Instructions for the task> Please copy out every line in the records below that includes the word "academics".

Material for the task>

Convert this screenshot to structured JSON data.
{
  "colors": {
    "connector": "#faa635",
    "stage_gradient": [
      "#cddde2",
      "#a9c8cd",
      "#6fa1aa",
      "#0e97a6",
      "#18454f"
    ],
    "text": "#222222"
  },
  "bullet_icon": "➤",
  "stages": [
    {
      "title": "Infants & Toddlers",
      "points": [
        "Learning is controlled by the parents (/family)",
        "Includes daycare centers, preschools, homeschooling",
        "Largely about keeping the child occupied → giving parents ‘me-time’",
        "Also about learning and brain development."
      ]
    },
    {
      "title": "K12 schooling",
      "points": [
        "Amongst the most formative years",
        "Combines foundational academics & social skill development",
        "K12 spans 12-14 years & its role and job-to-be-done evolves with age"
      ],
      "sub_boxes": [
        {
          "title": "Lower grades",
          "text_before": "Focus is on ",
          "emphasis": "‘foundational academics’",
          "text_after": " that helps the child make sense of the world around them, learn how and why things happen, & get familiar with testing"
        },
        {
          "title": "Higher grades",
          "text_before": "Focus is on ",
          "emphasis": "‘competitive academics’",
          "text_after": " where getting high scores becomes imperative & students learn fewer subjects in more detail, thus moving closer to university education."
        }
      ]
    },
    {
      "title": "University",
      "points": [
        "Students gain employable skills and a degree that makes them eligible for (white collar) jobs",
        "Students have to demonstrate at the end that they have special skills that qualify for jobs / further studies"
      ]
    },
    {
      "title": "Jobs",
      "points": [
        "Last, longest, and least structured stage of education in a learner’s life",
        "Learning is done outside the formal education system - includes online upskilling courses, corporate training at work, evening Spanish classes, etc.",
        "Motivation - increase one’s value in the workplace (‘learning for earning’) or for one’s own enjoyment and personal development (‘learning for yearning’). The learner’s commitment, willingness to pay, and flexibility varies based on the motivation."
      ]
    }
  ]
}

The answer>
        "Combines foundational academics & social skill development",
          "emphasis": "‘foundational academics’",
          "emphasis": "‘competitive academics’",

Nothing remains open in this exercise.